Sometimes two musicians perform together. In this musical composition, it’s common for the musicians to perform in solos, alternating their deliveries, or to perform in unison. Harmonies are also things that can happen when two musicians perform together. Anyway, here’s USA Today attempting to explain how duets work in as many characters as possible. Without saying the word ‘duet’.
Over the weekend, the publication confirmed that Lady Gaga and Ariana Grande‘s “Rain On Me” was “an upbeat dance track where each singer takes a turn with a verse.”
“They also sing together on some of the choruses.”
Lady Gaga and Ariana Grande teamed up for "Rain On Me," an upbeat dance track where each singer takes a turn with a verse. They also sing together on some of the choruses. https://t.co/eap8R2kl0p— USA TODAY (@USATODAY) May 23, 2020
Although it’s technically not wrong, many were quick to point out that the Tweet’s intent could have been achieved in a much more concise manner.
This is called … a duet https://t.co/Yl21Gkbcha— chrissy teigen (@chrissyteigen) May 24, 2020
Here are some of the best responses to the tweet about two musicians performing together in a song.
This tweet was by USA Today and was written with two sentences. One sentence followed the other. There was also a link at the end.
— Nik (@Thank_yyuh_next) May 24, 2020
what is this AI-generated headline lmfao pic.twitter.com/WtkzrjdpWM
— Blue Ivy’s Au Pair (@MikeyTBH) May 24, 2020
This is… like you let a space alien explain popular music
— STAY HOME (@PartyHkt) May 24, 2020
please hire a gay intern
— mary beth (@marybethbarone) May 24, 2020
This last one is very important. This post simply would not have happened if a gay intern was in charge.

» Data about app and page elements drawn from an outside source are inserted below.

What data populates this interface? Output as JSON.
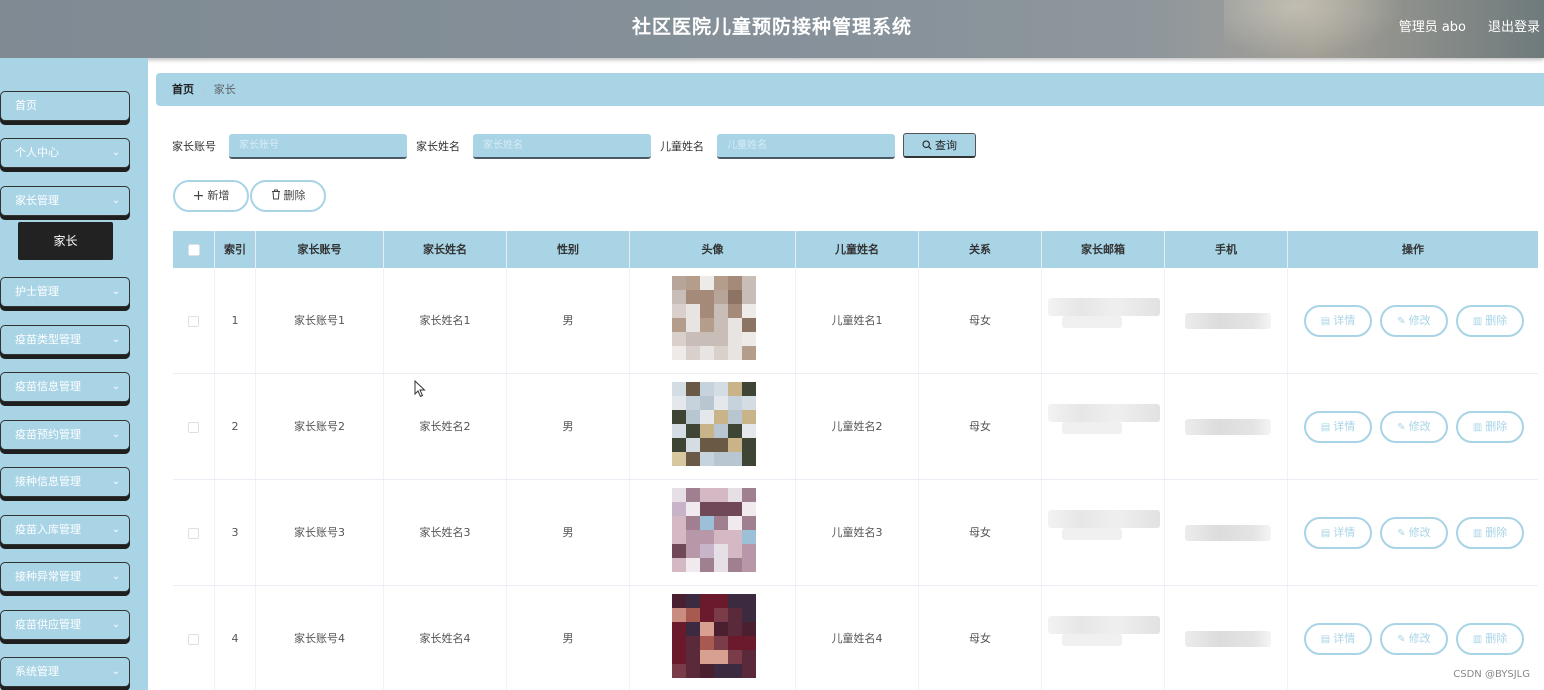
{
  "header": {
    "title": "社区医院儿童预防接种管理系统",
    "user": "管理员 abo",
    "logout": "退出登录"
  },
  "sidebar": {
    "items": [
      {
        "label": "首页",
        "has_chevron": false
      },
      {
        "label": "个人中心",
        "has_chevron": true
      },
      {
        "label": "家长管理",
        "has_chevron": true
      },
      {
        "label": "护士管理",
        "has_chevron": true
      },
      {
        "label": "疫苗类型管理",
        "has_chevron": true
      },
      {
        "label": "疫苗信息管理",
        "has_chevron": true
      },
      {
        "label": "疫苗预约管理",
        "has_chevron": true
      },
      {
        "label": "接种信息管理",
        "has_chevron": true
      },
      {
        "label": "疫苗入库管理",
        "has_chevron": true
      },
      {
        "label": "接种异常管理",
        "has_chevron": true
      },
      {
        "label": "疫苗供应管理",
        "has_chevron": true
      },
      {
        "label": "系统管理",
        "has_chevron": true
      }
    ],
    "active_submenu": "家长"
  },
  "breadcrumb": {
    "home": "首页",
    "separator": "/",
    "current": "家长"
  },
  "search": {
    "fields": [
      {
        "label": "家长账号",
        "placeholder": "家长账号"
      },
      {
        "label": "家长姓名",
        "placeholder": "家长姓名"
      },
      {
        "label": "儿童姓名",
        "placeholder": "儿童姓名"
      }
    ],
    "button": "查询"
  },
  "actions": {
    "add": "新增",
    "delete": "删除"
  },
  "table": {
    "columns": [
      "",
      "索引",
      "家长账号",
      "家长姓名",
      "性别",
      "头像",
      "儿童姓名",
      "关系",
      "家长邮箱",
      "手机",
      "操作"
    ],
    "rows": [
      {
        "index": "1",
        "account": "家长账号1",
        "name": "家长姓名1",
        "gender": "男",
        "child": "儿童姓名1",
        "relation": "母女"
      },
      {
        "index": "2",
        "account": "家长账号2",
        "name": "家长姓名2",
        "gender": "男",
        "child": "儿童姓名2",
        "relation": "母女"
      },
      {
        "index": "3",
        "account": "家长账号3",
        "name": "家长姓名3",
        "gender": "男",
        "child": "儿童姓名3",
        "relation": "母女"
      },
      {
        "index": "4",
        "account": "家长账号4",
        "name": "家长姓名4",
        "gender": "男",
        "child": "儿童姓名4",
        "relation": "母女"
      }
    ],
    "row_actions": {
      "detail": "详情",
      "edit": "修改",
      "delete": "删除"
    }
  },
  "watermark": "CSDN @BYSJLG",
  "colors": {
    "accent": "#a8d4e6",
    "dark": "#222222"
  }
}
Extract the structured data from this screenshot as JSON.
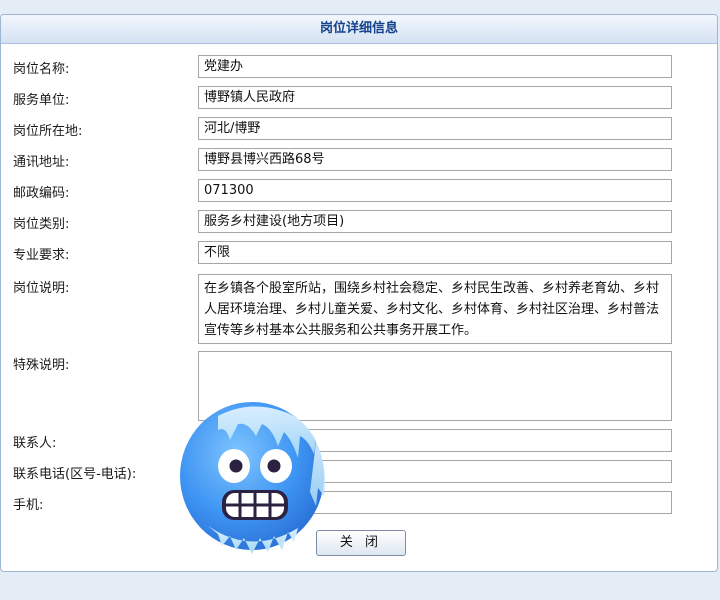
{
  "panel": {
    "title": "岗位详细信息"
  },
  "fields": {
    "position_name": {
      "label": "岗位名称:",
      "value": "党建办"
    },
    "service_unit": {
      "label": "服务单位:",
      "value": "博野镇人民政府"
    },
    "location": {
      "label": "岗位所在地:",
      "value": "河北/博野"
    },
    "address": {
      "label": "通讯地址:",
      "value": "博野县博兴西路68号"
    },
    "postcode": {
      "label": "邮政编码:",
      "value": "071300"
    },
    "category": {
      "label": "岗位类别:",
      "value": "服务乡村建设(地方项目)"
    },
    "major": {
      "label": "专业要求:",
      "value": "不限"
    },
    "description": {
      "label": "岗位说明:",
      "value": "在乡镇各个股室所站，围绕乡村社会稳定、乡村民生改善、乡村养老育幼、乡村人居环境治理、乡村儿童关爱、乡村文化、乡村体育、乡村社区治理、乡村普法宣传等乡村基本公共服务和公共事务开展工作。"
    },
    "special": {
      "label": "特殊说明:",
      "value": ""
    },
    "contact": {
      "label": "联系人:",
      "value": ""
    },
    "phone": {
      "label": "联系电话(区号-电话):",
      "value": ""
    },
    "mobile": {
      "label": "手机:",
      "value": ""
    }
  },
  "buttons": {
    "close_label": "关 闭"
  },
  "overlay": {
    "sticker_icon": "freezing-face-emoji-icon"
  }
}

In all seriousness, though, I adore this social media person’s attempt to describe a duet in as many characters as possible. It’s very reminiscent of my uni days, when I had to fluff 200 words to reach that 1500 word count. Admirable stuff.